■ **Your objective**
On how many lines of the data below does the word "Captions" appear? Reply with the number only.

Data supplied: Begin

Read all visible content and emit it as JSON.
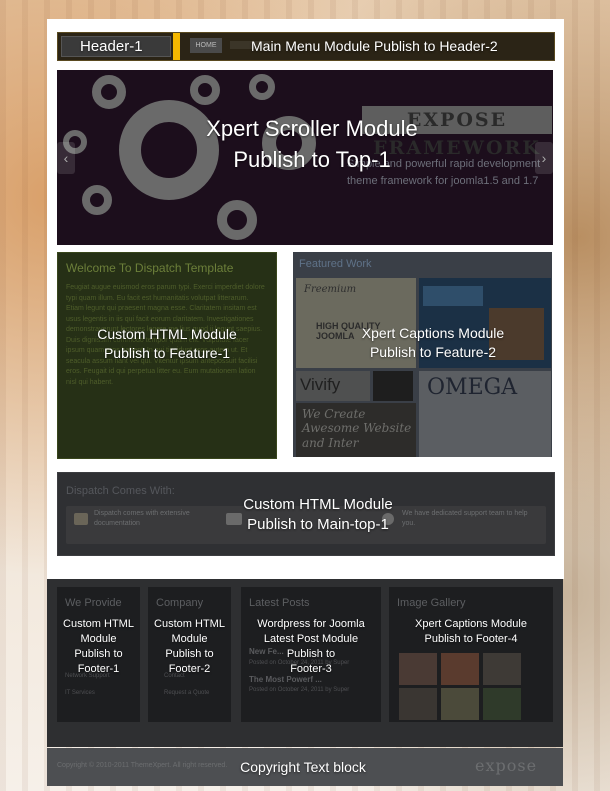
{
  "header": {
    "label_left": "Header-1",
    "label_right": "Main Menu Module Publish to Header-2",
    "home_item": "HOME"
  },
  "scroller": {
    "label_line1": "Xpert Scroller Module",
    "label_line2": "Publish to Top-1",
    "brand": "EXPOSE FRAMEWORK",
    "tagline": "Simple and powerful rapid development theme framework for joomla1.5 and 1.7",
    "arrow_left": "‹",
    "arrow_right": "›"
  },
  "feature1": {
    "title": "Welcome To Dispatch Template",
    "text": "Feugiat augue euismod eros parum typi. Exerci imperdiet dolore typi quam illum. Eu facit est humanitatis volutpat litterarum. Etiam legunt qui praesent magna esse. Claritatem insitam est usus legentis in iis qui facit eorum claritatem. Investigationes demonstraverunt lectores legere me lius quod ii legunt saepius. Duis dignissim commodo tempor quam elit. Vulputate facer ipsum quam eros habent. In qui tincidunt eros autem ut. Et seacula assum fiant vel qui. Vitentur ipsum antepossuit facilisi eros. Feugait id qui perpetua litter eu. Eum mutationem lation nisl qui habent.",
    "label_line1": "Custom HTML Module",
    "label_line2": "Publish to Feature-1"
  },
  "feature2": {
    "title": "Featured Work",
    "label_line1": "Xpert Captions Module",
    "label_line2": "Publish to Feature-2",
    "tile_text1": "Freemium",
    "tile_text2": "HIGH QUALITY JOOMLA",
    "tile_text3": "Vivify",
    "tile_text4": "OMEGA",
    "tile_text5": "We Create Awesome Website and Inter"
  },
  "maintop": {
    "title": "Dispatch Comes With:",
    "item1": "Dispatch comes with extensive documentation",
    "item2": "We have dedicated support team to help you.",
    "label_line1": "Custom HTML Module",
    "label_line2": "Publish to Main-top-1"
  },
  "footer": {
    "col1": {
      "title": "We Provide",
      "items": [
        "Network Support",
        "IT Services"
      ],
      "label": [
        "Custom HTML",
        "Module",
        "Publish to",
        "Footer-1"
      ]
    },
    "col2": {
      "title": "Company",
      "items": [
        "Contact",
        "Request a Quote"
      ],
      "label": [
        "Custom HTML",
        "Module",
        "Publish to",
        "Footer-2"
      ]
    },
    "col3": {
      "title": "Latest Posts",
      "items": [
        "New Fe...",
        "Posted on October 24, 2011 by Super",
        "The Most Powerf ...",
        "Posted on October 24, 2011 by Super"
      ],
      "label": [
        "Wordpress for Joomla",
        "Latest Post Module",
        "Publish to",
        "Footer-3"
      ]
    },
    "col4": {
      "title": "Image Gallery",
      "label": [
        "Xpert Captions Module",
        "Publish to Footer-4"
      ]
    }
  },
  "copyright": {
    "small_text": "Copyright © 2010-2011 ThemeXpert. All right reserved.",
    "label": "Copyright Text block",
    "logo": "expose"
  }
}
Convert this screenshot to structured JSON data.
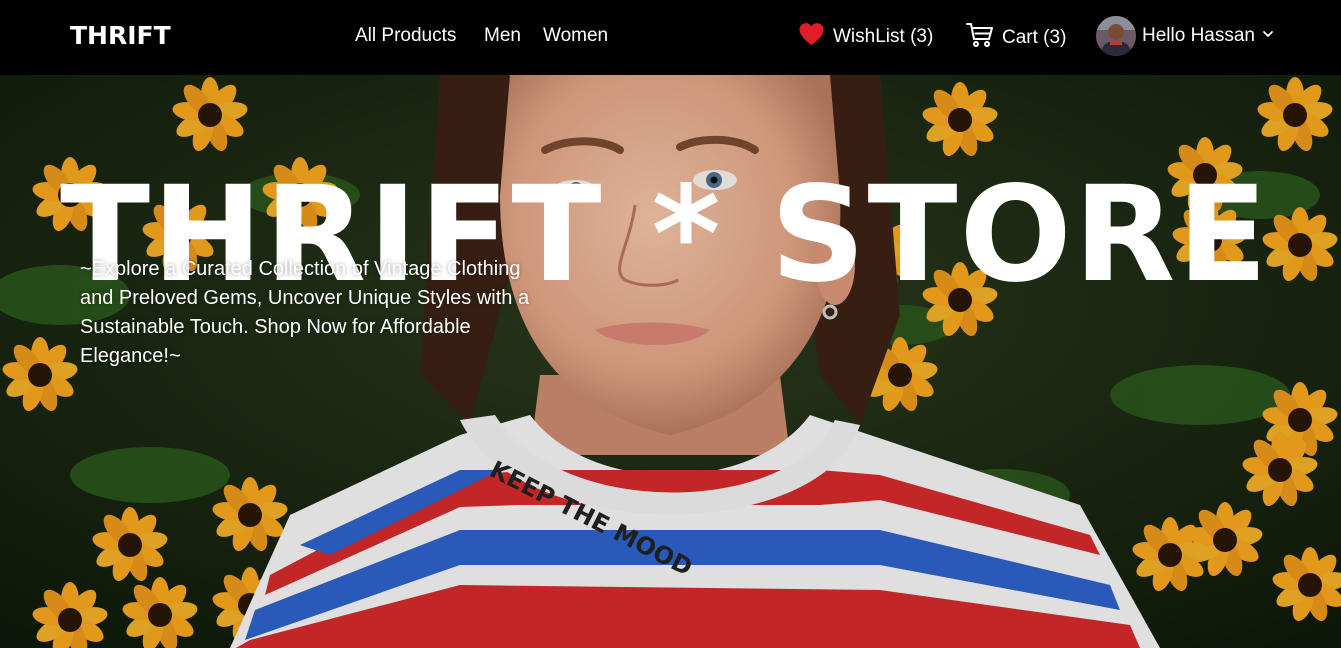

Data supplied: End

■ **Completed exercise**
2